PENFIELD — Samantha Mitchell, 17, admitted she was a “big juice junkie.”
“I’m the kind of person who has to drink every two minutes, so you don’t think about how hungry you are,” she said.
If that’s truly the case, Samantha had a chance to feed her addiction at St. Joseph’s Church on March 4. A table outside the parish gymnasium was almost completely covered by plastic jugs of juices, brought there by members of the youth group.
From noon the day before until 6 p.m. that day, the St. Joseph’s teenagers were drinking juice instead of eating solid foods, according to Johan Engstrom, director of youth ministry. In addition to abstaining from eating, the teenagers participated in service projects at such Rochester sites as Ss. Peter and Paul Church, and the Francis Center and Women’s Place, two Catholic Family Center shelters.
Each teenager sought sponsors for their 30-hour “Famine Fast,” Engstrom said, noting the monies raised went to World Vision International, a Christian relief and development organization. In 2004, World Vision offered material, emotional, social and spiritual support to 100 million people in 96 countries, according to its Web site at www.wvi.org.
In addition to the youth-group members at St. Joseph, Engstrom said young people from Church of the Resurrection in Fairport, as well as Lutheran, United Methodist, Presbyterian and Christian Reformed churches in Fairport and Penfield, also participated in the Famine Fast. To learn about hunger, the teenagers took part in a variety of activities, including role-playing exercises about starving people, Engstrom said. The fast ended with a meal and an interdenominational service, he added, noting the shared fasting and money-raising experience had a beneficial effect on the young people.
“The actions that they can take helps them to recognize that they can do things together that they can’t do alone,” he said.
Cathy Reitz, youth minister at Resurrection, said the parish’s young people visited food pantries, shelters and outreach centers as part of the fast, and said she thought the fact the young people weren’t eating gave them a different perspective on how others live.
“(Fasting) allows them to feel for 30 hours what some kids feel every day,” she said.
That point was brought home by three members of St. Joseph’s group.
Sarah Meath, 16, said the Famine Fast made her appreciate how readily food is available to families with means such as her own. For example, she said, while working at one food pantry, she saw a slightly bruised apple that was fit for consumption but couldn’t be sold in an area market. She added that she was glad she had the support of her fellow young Catholics during the fast.
“If you’re just by yourself, it’s just so tempting to go off and eat something,” she said.
Samantha Wolfe, 17, said the fast had helped her develop empathy for those in need.
“I’d like to volunteer more,” she said.

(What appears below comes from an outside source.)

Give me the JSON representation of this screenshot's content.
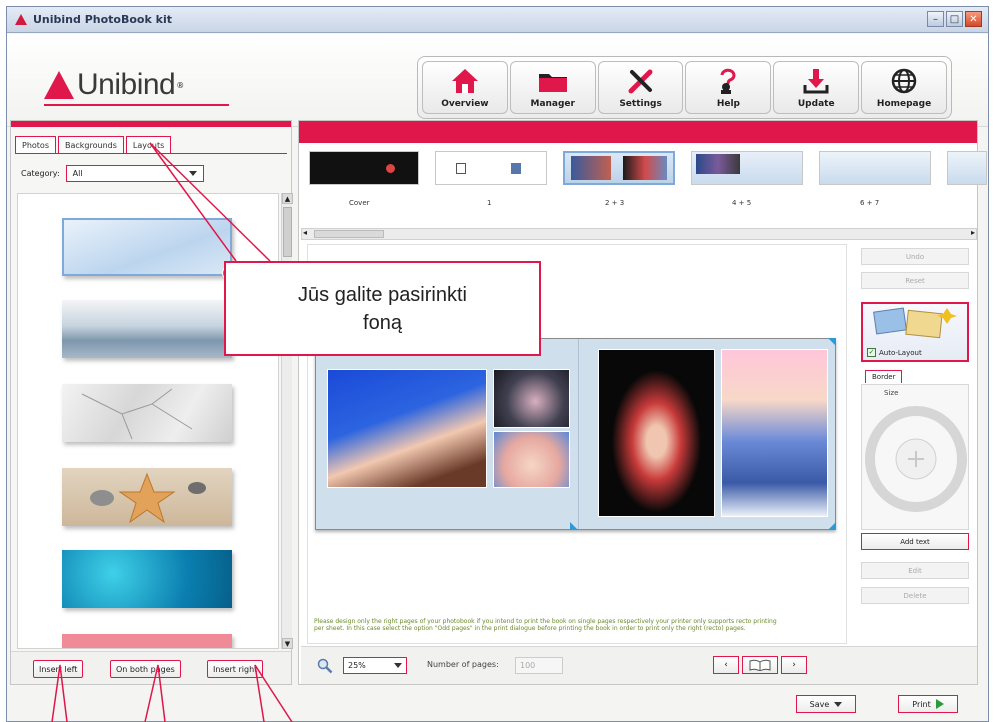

Eric Van Overbake, 17, said he worked at Francis Center, and the shelter made him appreciate his own home.
“You might complain that your house is smaller than somebody else’s, but at least you have a house,” he said.
He added that he thought fasting was a challenge any teenager could handle.
“I am one of those people who probably eats more than anyone here,” he said, noting he’s been known to devour more than his fair share of pizza at youth-group meetings. “If I can give up food for 30 hours, anyone can.”